WebMatrix as a tool, is basically a small development environment, bundled with a bunch of things like IIS Express so on. It also has a whole heap of predefined templates, making it really easy to get up and running with a new blog or whatever. It also supports node.js and php development, which is quite neat…

More...

Posted: Oct 29 2012, 12:56 by ZeroKoll | Comments (0) |
  • Currently 0/5 Stars.
  • 1
  • 2
  • 3
  • 4
  • 5
Filed under: .NET development | Azure
Manage post: :)

Unit of Work and Entity Framework

The Unit of Work pattern is a really useful pattern that I really haven’t given a lot of thought to for some reason. Generally it just seems to need very little attention. I guess frameworks around us shield us from it… But I guess it the more you learn, the more you think of, and the more time you spend working on things that you previously never invested much thought in.
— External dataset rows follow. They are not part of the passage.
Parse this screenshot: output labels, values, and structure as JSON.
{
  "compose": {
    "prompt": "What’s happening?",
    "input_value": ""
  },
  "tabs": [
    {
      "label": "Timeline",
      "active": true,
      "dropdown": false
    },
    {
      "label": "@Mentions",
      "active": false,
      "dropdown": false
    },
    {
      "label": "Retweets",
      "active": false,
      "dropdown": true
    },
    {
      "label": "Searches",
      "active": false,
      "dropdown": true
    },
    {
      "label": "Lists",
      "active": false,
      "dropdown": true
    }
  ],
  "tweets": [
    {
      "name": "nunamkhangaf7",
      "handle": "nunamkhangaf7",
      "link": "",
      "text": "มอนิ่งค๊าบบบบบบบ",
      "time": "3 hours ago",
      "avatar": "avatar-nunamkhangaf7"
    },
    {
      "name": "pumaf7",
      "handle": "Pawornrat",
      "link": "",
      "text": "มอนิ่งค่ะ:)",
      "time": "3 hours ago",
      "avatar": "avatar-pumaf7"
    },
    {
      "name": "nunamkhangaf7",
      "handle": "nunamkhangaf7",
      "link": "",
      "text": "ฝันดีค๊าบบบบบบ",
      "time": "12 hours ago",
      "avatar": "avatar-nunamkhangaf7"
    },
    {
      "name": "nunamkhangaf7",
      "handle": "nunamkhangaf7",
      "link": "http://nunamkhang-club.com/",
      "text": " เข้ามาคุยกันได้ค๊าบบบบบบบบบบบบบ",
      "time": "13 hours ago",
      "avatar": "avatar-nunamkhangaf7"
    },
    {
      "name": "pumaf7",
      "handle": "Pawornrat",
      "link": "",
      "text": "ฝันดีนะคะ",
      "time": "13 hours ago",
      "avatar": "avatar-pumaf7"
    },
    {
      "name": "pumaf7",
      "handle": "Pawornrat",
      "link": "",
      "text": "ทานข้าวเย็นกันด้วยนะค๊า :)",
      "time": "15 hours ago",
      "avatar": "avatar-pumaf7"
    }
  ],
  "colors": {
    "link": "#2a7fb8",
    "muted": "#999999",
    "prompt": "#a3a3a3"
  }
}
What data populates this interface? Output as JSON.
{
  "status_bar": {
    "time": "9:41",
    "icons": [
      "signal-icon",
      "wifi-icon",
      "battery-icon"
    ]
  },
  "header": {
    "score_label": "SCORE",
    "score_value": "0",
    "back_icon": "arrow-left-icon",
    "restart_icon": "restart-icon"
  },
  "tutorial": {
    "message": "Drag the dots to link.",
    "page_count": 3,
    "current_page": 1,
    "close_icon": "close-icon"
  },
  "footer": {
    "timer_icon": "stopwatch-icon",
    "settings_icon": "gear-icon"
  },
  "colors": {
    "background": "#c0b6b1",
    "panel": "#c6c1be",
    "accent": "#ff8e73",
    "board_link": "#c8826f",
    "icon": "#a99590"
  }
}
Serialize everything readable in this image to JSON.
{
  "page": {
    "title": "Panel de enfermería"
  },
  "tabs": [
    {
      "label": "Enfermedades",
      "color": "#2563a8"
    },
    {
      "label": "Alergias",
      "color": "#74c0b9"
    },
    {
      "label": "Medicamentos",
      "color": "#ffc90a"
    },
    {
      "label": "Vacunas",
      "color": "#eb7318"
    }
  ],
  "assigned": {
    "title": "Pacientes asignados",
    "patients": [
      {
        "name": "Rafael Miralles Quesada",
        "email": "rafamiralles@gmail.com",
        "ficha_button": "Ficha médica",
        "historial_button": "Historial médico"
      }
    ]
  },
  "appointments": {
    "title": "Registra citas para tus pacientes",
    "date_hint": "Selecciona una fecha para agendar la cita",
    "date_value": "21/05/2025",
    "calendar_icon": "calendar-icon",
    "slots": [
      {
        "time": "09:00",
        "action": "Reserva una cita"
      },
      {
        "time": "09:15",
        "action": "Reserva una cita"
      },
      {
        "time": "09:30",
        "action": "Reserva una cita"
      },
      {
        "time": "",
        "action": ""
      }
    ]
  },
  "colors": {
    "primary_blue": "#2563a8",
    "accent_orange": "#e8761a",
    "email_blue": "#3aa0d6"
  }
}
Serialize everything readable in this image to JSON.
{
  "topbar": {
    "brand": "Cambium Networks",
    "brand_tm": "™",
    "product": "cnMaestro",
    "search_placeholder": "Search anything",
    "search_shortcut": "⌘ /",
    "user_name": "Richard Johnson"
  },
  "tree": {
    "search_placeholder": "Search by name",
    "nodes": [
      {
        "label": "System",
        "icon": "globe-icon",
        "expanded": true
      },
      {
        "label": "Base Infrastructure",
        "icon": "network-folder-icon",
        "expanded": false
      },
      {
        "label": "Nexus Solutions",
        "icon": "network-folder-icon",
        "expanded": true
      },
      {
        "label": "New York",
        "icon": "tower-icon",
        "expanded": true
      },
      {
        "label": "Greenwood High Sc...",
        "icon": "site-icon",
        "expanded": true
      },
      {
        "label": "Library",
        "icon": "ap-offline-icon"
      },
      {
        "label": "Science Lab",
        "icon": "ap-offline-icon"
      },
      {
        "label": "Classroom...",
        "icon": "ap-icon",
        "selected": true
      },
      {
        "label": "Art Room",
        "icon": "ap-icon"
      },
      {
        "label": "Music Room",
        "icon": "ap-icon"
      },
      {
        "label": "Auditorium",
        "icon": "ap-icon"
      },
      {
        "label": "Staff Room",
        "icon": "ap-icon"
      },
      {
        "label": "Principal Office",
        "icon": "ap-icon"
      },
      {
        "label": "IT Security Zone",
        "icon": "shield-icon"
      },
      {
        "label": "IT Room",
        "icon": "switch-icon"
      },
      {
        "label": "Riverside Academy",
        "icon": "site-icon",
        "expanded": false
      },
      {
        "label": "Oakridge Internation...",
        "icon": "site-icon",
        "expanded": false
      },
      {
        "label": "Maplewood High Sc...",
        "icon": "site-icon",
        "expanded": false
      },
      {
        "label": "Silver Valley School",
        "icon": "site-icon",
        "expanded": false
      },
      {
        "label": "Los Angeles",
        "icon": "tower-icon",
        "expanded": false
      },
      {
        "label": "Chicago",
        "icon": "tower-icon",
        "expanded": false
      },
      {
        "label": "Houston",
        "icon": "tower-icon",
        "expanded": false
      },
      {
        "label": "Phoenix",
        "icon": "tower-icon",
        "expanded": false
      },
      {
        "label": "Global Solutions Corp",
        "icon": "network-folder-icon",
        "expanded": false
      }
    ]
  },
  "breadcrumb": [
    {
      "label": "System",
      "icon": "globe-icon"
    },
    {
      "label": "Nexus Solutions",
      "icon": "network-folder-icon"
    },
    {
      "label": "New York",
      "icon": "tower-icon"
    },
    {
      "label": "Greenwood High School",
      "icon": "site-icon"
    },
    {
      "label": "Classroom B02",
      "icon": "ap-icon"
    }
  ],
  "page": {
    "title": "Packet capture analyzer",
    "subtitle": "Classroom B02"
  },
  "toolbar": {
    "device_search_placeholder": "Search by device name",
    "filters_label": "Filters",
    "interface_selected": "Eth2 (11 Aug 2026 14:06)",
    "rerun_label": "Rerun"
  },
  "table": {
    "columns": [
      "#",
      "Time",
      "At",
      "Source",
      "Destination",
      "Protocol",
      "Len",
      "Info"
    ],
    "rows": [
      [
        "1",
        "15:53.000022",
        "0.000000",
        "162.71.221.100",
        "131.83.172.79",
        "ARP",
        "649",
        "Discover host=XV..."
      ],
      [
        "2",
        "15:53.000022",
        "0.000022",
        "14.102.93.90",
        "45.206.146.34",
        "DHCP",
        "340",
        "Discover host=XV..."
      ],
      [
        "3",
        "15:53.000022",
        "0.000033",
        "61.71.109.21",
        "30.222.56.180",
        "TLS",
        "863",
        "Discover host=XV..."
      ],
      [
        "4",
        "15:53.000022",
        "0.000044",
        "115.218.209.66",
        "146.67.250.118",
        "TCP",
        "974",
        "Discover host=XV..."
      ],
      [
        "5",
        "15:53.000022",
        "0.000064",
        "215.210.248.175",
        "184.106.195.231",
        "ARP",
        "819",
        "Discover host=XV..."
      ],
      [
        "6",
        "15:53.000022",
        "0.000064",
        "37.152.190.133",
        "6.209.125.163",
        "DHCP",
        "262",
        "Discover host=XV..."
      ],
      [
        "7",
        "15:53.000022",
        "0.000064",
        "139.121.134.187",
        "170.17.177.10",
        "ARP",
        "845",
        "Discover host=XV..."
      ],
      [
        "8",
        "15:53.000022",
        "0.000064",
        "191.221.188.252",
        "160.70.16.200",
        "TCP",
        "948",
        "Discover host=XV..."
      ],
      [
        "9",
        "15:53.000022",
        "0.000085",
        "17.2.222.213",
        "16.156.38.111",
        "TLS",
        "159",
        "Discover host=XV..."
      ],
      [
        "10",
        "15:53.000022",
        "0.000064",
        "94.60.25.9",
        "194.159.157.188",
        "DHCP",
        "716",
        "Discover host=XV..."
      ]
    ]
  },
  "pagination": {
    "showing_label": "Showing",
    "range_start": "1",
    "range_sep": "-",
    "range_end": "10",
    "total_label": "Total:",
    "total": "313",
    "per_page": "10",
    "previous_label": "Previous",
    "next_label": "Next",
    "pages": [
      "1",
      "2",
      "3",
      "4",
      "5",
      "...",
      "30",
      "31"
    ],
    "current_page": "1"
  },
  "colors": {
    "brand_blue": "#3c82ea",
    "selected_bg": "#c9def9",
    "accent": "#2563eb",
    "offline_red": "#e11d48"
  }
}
Anyhow, recently, working with Entity Framework (yes…it is another EF post…) I realized that this pattern is really key to a lot of things, and it isn’t always that easy to implement. So I decided to Google it and borrow heavily from some smarter person than me who had already built a nice solution for it. Unfortunately, all the information I found regarding UoW and EF was overly simplified, and generally based around abstracting away EF in a single repository.

More...

Posted: Oct 25 2012, 16:26 by ZeroKoll | Comments (0) |
  • Currently 0/5 Stars.
  • 1
  • 2
  • 3
  • 4
  • 5
Manage post: :)

Emancipating your Entity Framework entities

Ok, so first of all, it has been a VERY long and VERY quite period on my blog. I guess that is just the way it is, sometimes life just takes up too much time to be able to blog to the extent I want to. On the other hand, I have been very busy with some cool projects, including some cool technologies, so it is all good I guess.

Now back from the dead I hope that my blogging will pick up, and this is the first in a series of blog posts about things I have figured out during my silent months. I know that Entity Framework is far from what I normally blog about, but it is still something I use, and something I spent some times getting my head around. Understanding EF as such isn’t that hard, the hard part was getting it to work in a fashion that suited me, and one of the things I don’t like is just adding a gazillion repositories on top of EF and be done with it. And I don’t like stepping 15 levels into my objects, lazy loading things as I go along. And I want things to be as DRY as possible. So I prefer having more “emancipated” objects. I want my objects to have freedom to do what they need to do. This makes the programming so much simpler and easier to follow… But it also requires some features like DI… And on top of that, being a bit paranoid, I prefer abstracting away my ORM as much as possible…

So this post is about how I have decided to use EF in my current projects, and I would love any feedback you got…

More...

Posted: Oct 18 2012, 15:48 by ZeroKoll | Comments (0) |
  • Currently 0/5 Stars.
  • 1
  • 2
  • 3
  • 4
  • 5
Manage post: :)

WP7 Database Support – The Quick and Dirty Intro

I finally got my act together and started doing some WP7 development again. It has been a while, and a few things have happened since I was last doing it…Mango for example. This also means that there are a heap of new features available to me as a developer, but the one that I have got real excited about is actually the database support…

So, Chris, being who you are, why in the world did you chose that feature to get excited about? Well, partly because it was the first new feature I have tried out. But mostly because I sort of didn’t expect to be as neat. Knowing that it was based on SqlCE, I sort of expected it to use a subset of ADO.NET, and regular SQL for access. However, color me surprised when I realized that that wasn’t the case. Instead, it uses Linq-to-SQL and attribute based entity mapping. And on top of that, I didn’t have to create a base database and include it in my project in some obscure way. The database can be created based on the attributes, which is a nice little treat…

More...

Posted: Jun 25 2012, 11:08 by ZeroKoll | Comments (1) |
  • Currently 0/5 Stars.
  • 1
  • 2
  • 3
  • 4
  • 5
Filed under: Windows Phone 7
Manage post: :)